"The evidence shows this is the largest ancient shipwreck ever discovered," Brendan Foley, a marine archaeologist from WHOI, said in a previous statement. "It's the Titanic of the ancient world."
The expedition thus far has yielded a range of artifacts. "The shipwreck of Antikythera offers a glimpse into the diversity of its cargo," Aggeliki Simosi, the director of the Hellenic Ephorate of Underwater Antiquities,said in a statement. She added that the ship's discovery confirmed the existence of a luxury-goods trade route along eastern Mediterranean countries. "The ship that sank at Antikythera was not merely a cargo ship.

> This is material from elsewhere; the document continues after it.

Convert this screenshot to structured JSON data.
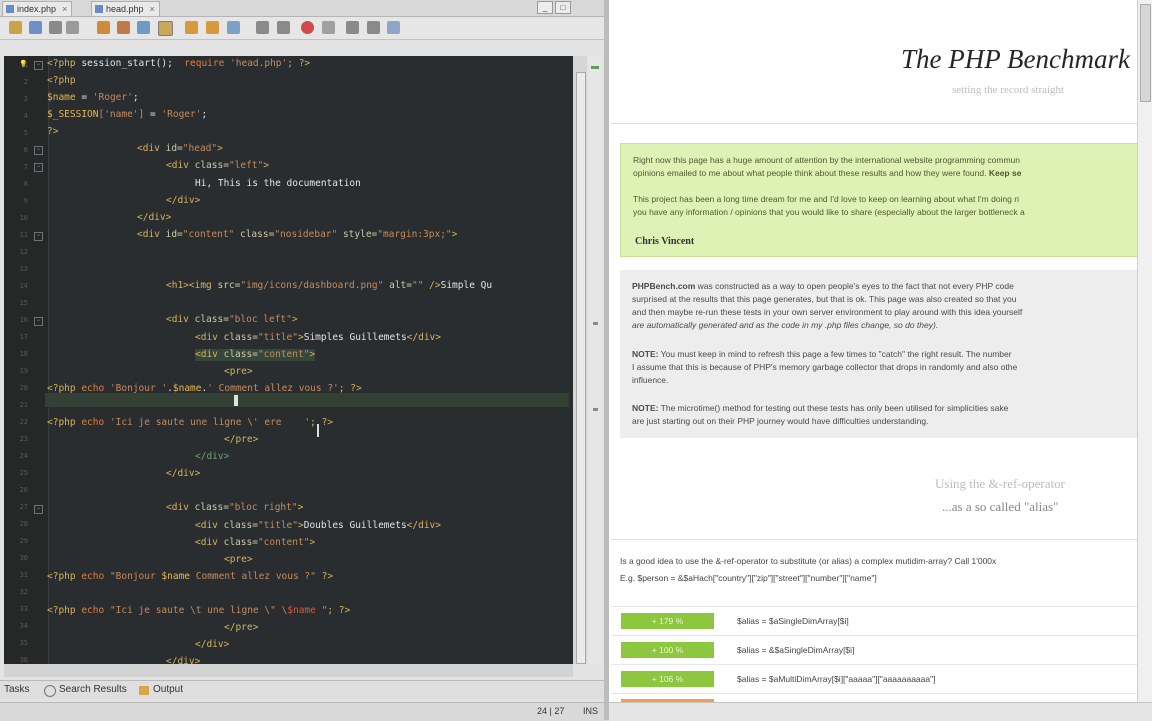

It was essentially a floating museum," she said.
The Antikythera shipwreck was discovered by a couple of sponge fishermen from the Greek island Symi over a century ago off the coast of Antikythera, a small Greek island with a population of 45. The dive of the fishermen revealed pieces from the wreck — he brought to the surface an arm from a bronze statue that had settled between 138 and 164 feet (42 and 50 m) below the surface.
With assistance from the Greek Education Ministry and Royal Hellenic Navy, the sponge divers recovered various statues, including those of Ulysses, Diomedes and his horses, Ermes, Apollo, and many others. Upon analyzing the artifacts once they were in the museum, then-Minister of Education Spyridon Stais discovered what is now known as the Antikythera mechanism, which is thought to be the world's oldest known computer.
In 1953, Captain Jacques Cousteau, the famed French naval officer and underwater explorer, along with Massachusetts Institute of Technology engineering professor Harold "Doc" Edgerton, sailed to Antikythera and discovered another shipwreck marked by a lead anchor and amphoras (two-handled vessels for holding a liquid like wine or oil) sticking out of the sand.
Cousteau returned to Antikythera in 1976 for a television series about the history and attractions of Greece. Over the course of 27 days, Cousteau and his team recovered hundreds of objects, including ceramic vessels, parts of marble statues, bronze statuettes, bronze coins, gold jewelry, gemstones, glassware and human skeletal remains.